Artists have used collage to gently (and sometimes not-so-gently) unsettle viewers for more than century, exploiting tensions that arise when we're asked to make sense of images whose parts don't "go together" or quite "add up."
The cubists pasted bits of newspaper into their paintings to complicate the illusion of depth and space. The surrealists made oddball juxtapositions to approximate dream imagery, which they thought revealed the workings of the unconscious mind. Dadaist Hannah Hch's frenzied newspaper collages reflected and satirized the political upheaval of interwar Germany, an approach to social critique echoed in later collage works by early pop artists like Richard Hamilton, feminist artists like Martha Rosler, and even in the Xeroxed, ransom-note esthetics of punk-show handbills and Riot Grrrl fanzines.
In each of these cases, viewers understand that they're seeing a patchwork of sources: cut-lines are evident, scale shifts unexpectedly, and subjects that would never coincide in real life appear together.
Unconsciously, though, a part of us still expects these images to be coherent, rational, real. It's off-putting when that expectation isn't met, and that's why some collage works can make us anxious.
Collage can also be used for, say, scrapbooking, but Winnipeg-based artist Bonnie Marin is clearly drawn to its capacity for creepiness. Her show at the School of Art Gallery, What are you scared of?, uses collage to visualize the fears and anxieties we share as a society -- and the ones we'd rather keep to ourselves.
The work -- small-scale paper collages, dollhouse-like mixed-media tableaux, and a series of wall works incorporating wood, wax and found images -- is seldom "graphic." Instead, it menacingly hints at fears ranging from war, genocide and natural disaster to suicide and serial killers, domestic strife, identity crises, noises in the attic, and letting your kids walk to school alone.
Marin draws from a vast library of imagery that includes vintage, mid-century advertising and pulp novel covers, news photographs, medical imagery, and famous artworks by the likes of Goya and Caravaggio (whose respective depictions of cannibalism and beheading are some of the show's only explicitly "gory" passages).
The collages are especially insidious.
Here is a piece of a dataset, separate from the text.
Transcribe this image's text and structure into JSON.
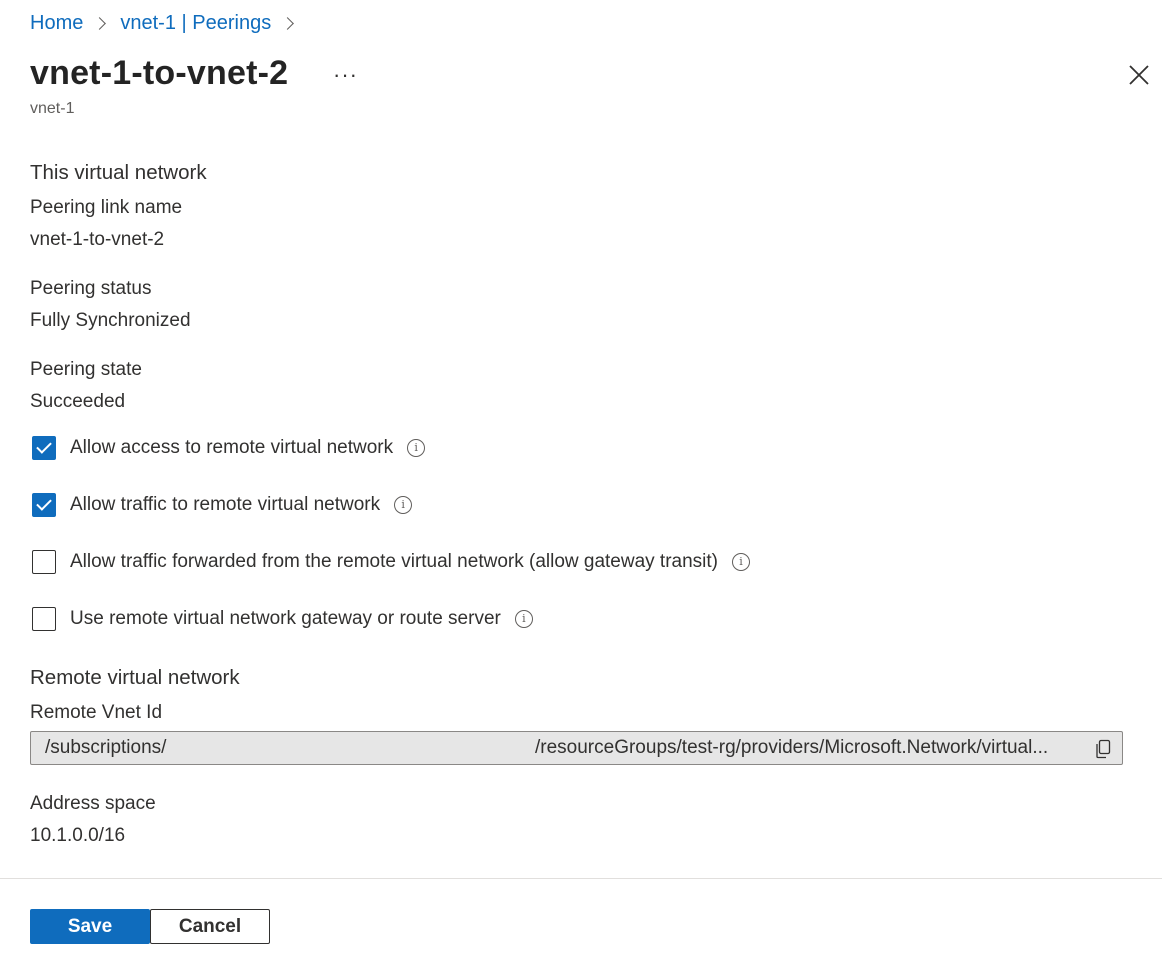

In several, the cheerful imagery and nostalgic patina of old magazine illustrations belie hidden threats: looking at the group of adults "playfully" tussling on a suburban lawn, you almost miss the upraised hunting knife.
The dioramas are the most self-consciously spooky, with their surreal dream imagery, doll-part chimeras, and undertones ranging from sexual to sadistic -- they're also morbidly funny and inventive in their use of three-dimensional space to create contradictory readings.
The least fanciful pieces (but also the oddest and most disquieting) are the wall works: impacted grids of wax-encrusted wooden boxes papered with only a few, incessantly repeated images. They recall film frames, the disjointed "strobe" effect of acute panic and traumatic memory, the reduplication and "perseveration" of imagery experienced in certain psychoses and manias, and Andy Warhol's silk-screened motifs of car crashes and electric chairs. (Assuming you like that sort of thing, and who doesn't?)
Composed of more than 40 works, each kaleidoscopically dense and multilayered, What are you scared of? rewards long and careful viewing.
Conveniently, the exhibition coincides with the School of Art's ongoing Open House event, which features work by both undergraduate and graduate students and wraps up with public events this Sunday, Feb. 24, from noon to 5 p.m. Bonnie Marin can give you chills, and the ceramics department can sell you a bowl of chili. Fun for the entire family?
Steven Leyden Cochrane is a Winnipeg-based artist, writer, and educator.
What are you scared of? by Bonnie Marin
School of Art Gallery
óè 180 Dafoe Rd.
óè To March 1